Summary of year one results: The aim of this project is to harness molecular biology in the selection and advancement of improved cultivars having resistance to powdery mildew. Segregating populations from three sources of significant powdery mildew resistance (Vitis davidii, V. rotundifolia, and V. aestivalis), each backcrossed to V. vinifera, were previously generated by David Ramming. The first objective of this proposal is to characterize the plant-pathogen interactions, in terms of race-specificity and microscopic analysis, for each of the three resistance sources in order to inform the second objective, which is the development of molecular markers that co-segregate with powdery mildew resistance in each of these populations for use by grape breeding programs.
In 2006, powdery mildew resistance was assessed in 182 progeny from the three populations using three separate pathogen sources in California and New York.
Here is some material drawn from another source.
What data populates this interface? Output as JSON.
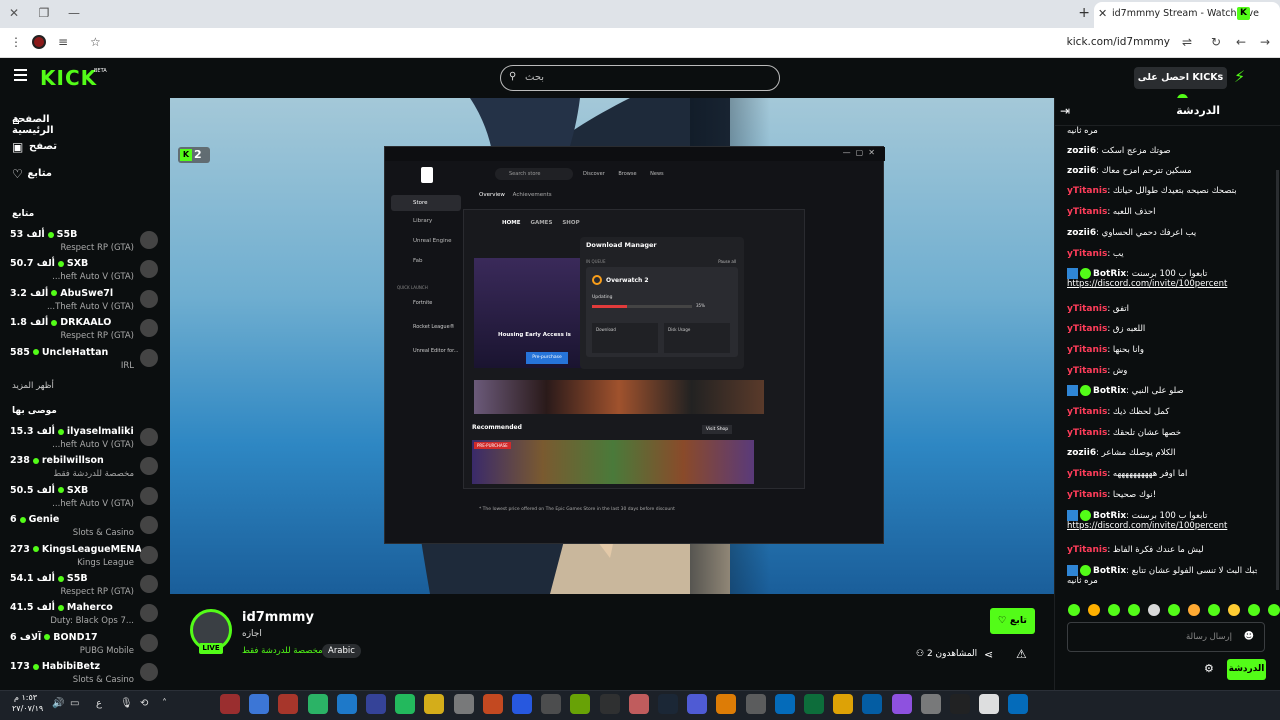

The resulting data suggests the presence of multiple race-specific resistance genes segregating in two of the populations. A subset of rotundifolia and aestivalis progeny resistant in the vineyard were susceptible to one or both pathogen sources. Therefore, we hypothesize and have data suggesting that these resistant parents contribute two (or more) resistance genes that segregate independently in their progeny and that some of the resistance genes would be rapidly overcome if inappropriately deployed. In contrast, some progeny were resistant regardless of the pathogen source, suggesting the presence of all parental resistance alleles (as a resistance gene pyramid). These results will be confirmed using powdery mildew isolates with differential interactions with the resistance genes. These two populations underscore the value of marker assisted selection, with which we will be able to monitor and pyramid all functional resistance genes using a simple molecular assay rather than assaying resistance and durability by complex inoculation studies with multiple pathogen sources.
We have not identified race-specificity in the davidii resistance source, which has the added intrigue of providing resistance against the penetration of the fungus (i.e., the pathogen is unable to access the epidermal cells where it must obtain sustenance to survive). Most powdery mildew penetration resistance genes are effective against all races of powdery mildew.
To address the second objective, we require molecular markers that are polymorphic (appear different between the two parents), so that we can track groups of genes, or regions of the genome, that were contributed by the resistant or the susceptible parent to individual progeny. For the first phase of the project, we are using Simple Sequence Repeat markers, or SSRs. In the first year, we were able to test 160 SSRs against each of the parents in these three populations, and we successfully identified polymorphic markers for each linkage group in each population. In each population over 100 SSRs were informative for mapping. We will initiate a second round of marker exploration to enhance marker coverage and will identify which polymorphic markers predict disease resistance to target further marker saturation for each population.